Grit Blogs > Transitional Traditions

Farmer Downtime

It's here. It's finally here. That fabled "farmer downtime" that the experienced folk have been telling us about. Andy and I have been blessed with an incredibly busy last year and now ... we have the time to sit down, sip some green tea and think about it all.

Of course, everyone gets a little reminiscent near the end of the year and this being the end of the year today, I figured I would share a little from my heart.

Except, I'd like to look back two years; starting at November of 2006. (Don't worry, this won't take all day!)

Home in Colorado

Two years ago, Andy and I had just unpacked our moving van in time for Thanksgiving and were beginning anew in Wisconsin. We had just left jobs, our lovely home (above), friends and family in Colorado Springs for this vague dream of revamping the family farm. I was 4 months pregnant with our first baby and planning a new career as a stay-at-home freelance designer. Andy had taken a sales job in a city 40 minutes north and rejoined the corporate race.

We lived comfortably off my random income and his small wages, passively reading about farming and beginning to take an interest in locally grown foods. Our interest grew and expanded into other areas of our lives. We looked into sustainability, certifying organic and the Slow Food movement. We also joined a birthing class that taught us to have our first child without the aid of pain medication. That philosophy, called the Bradley Method, woke us up to the importance of nutrient-dense, healthy, raw foods in a woman's diet (and everyone else's)!

In May of 2007, we gave birth to little Eleanor, free from drugs and with a new determination to eat healthier for her sake, and ours.

Day Old Elly

Farm plans were really still a distance away, as my parents still lived and worked the farm themselves, and we were a 25 minute drive from them. We were beginning to feel like ... why did we move back in such a rush?

Then in August, my folks announced that they had found a house in the small town near the farm and were moving there by October. And, they wanted us to rent the farmhouse and start participating in working the farm. So, on the same day in late September, we moved them out and moved us in. Suddenly, we were right there!

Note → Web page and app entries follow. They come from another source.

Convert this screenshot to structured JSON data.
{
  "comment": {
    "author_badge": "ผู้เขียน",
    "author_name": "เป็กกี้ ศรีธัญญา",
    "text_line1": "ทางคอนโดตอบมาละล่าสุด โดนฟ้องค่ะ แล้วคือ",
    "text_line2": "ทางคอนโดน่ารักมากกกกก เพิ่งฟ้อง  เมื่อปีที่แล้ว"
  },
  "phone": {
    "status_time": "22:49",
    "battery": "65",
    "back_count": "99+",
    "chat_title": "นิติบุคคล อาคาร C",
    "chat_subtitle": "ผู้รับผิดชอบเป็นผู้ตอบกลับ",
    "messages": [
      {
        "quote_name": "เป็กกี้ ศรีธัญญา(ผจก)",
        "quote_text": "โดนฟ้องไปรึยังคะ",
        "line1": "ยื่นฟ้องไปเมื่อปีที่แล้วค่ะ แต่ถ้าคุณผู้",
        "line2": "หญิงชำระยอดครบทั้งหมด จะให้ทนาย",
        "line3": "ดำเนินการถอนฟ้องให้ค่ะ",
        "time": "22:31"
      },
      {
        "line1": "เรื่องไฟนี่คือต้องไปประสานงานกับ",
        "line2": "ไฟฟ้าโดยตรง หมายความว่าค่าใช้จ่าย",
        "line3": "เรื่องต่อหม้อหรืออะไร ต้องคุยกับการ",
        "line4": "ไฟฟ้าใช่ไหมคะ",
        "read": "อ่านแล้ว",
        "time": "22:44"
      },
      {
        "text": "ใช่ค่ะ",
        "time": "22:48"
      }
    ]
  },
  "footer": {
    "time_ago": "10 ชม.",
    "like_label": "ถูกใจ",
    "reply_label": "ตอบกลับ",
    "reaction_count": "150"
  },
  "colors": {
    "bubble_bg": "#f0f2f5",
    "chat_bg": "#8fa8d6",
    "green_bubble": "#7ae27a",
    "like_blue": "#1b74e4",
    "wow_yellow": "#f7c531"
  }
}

But Andy was still working 50 hours a week now nearly an hour away and there were only the weekends for him to learn the ropes. I had a very young baby to watch and was still freelancing, so the farm wasn't at the forefront of my priorities either.

In February of 2008, after many prayers, promptings and signs from God, Andy resigned from his sales job. He began working part time with FedEx in the very early mornings (think: 3am to 8am) for a residual income, and we began plans for our first family garden. At the same time, we decided to try and resurrect an old income source for the farm: Pumpkins! (You know that story.)

Andy began learning the ins and outs of late winter farming with my father. I enjoyed the much increased family time, and Elly was finally responding to Andy because she saw him for more than two hours a day.

First Meeting

As spring came to us, the work days were longer and more intense. Andy found that working at FedEx was draining him to the point that he couldn't put in the time needed on the farm. In June of this last year, he unofficially resigned from FedEx. This meant he was welcome to come back whenever he wanted (he was their best worker) and was "on call" for times when they got shorthanded.

Suddenly, we were all about the farm. On faith and prayers, God provided enough income to pay our bills each month. Sometimes, the money would come in the day before a bill was due, for the exact amount needed. We were literally living on "daily bread," and our faith was increased ten-fold in having to rely solely on God to get us through. My freelancing increased directly proportional to Andy's resignation and continued to keep me busy well into the fall.

Farmer Andy

About this time, we began blogging about our lives and detailing our intense learning curve. And that's when we invited you all to share in our experience.

I am sitting here typing all of this out and still can't believe how far we've come in two years. It has happened so fast! We went from the typical young couple to the typical young family, then shook off the stereotypes and dove into sustainable, agrarian life. We dove in, alright: head first with no arm floaties into an uncharted lake.

It has been scary. It has been frustrating. It has felt like we were stuck on a treadmill.

And it's been intense, uplifting, and beyond our wildest dreams. As 2008 ticks away on the clock before me, I can't help but tear up at the road we've traveled. We have so much to be thankful for! And then I think...

2009, BRING IT ON!! We are so ready to begin this brand new year!

Blessings on you all and have a wonderful celebration of this past year.


Rebekah Sell lives on a small plot of land with her husband, Andy, on which they are hoping to build a sustainable homestead. With a small business and four kids, life is always interesting as Becky and Andy live fully the idea that the journey is the reward. Find her on .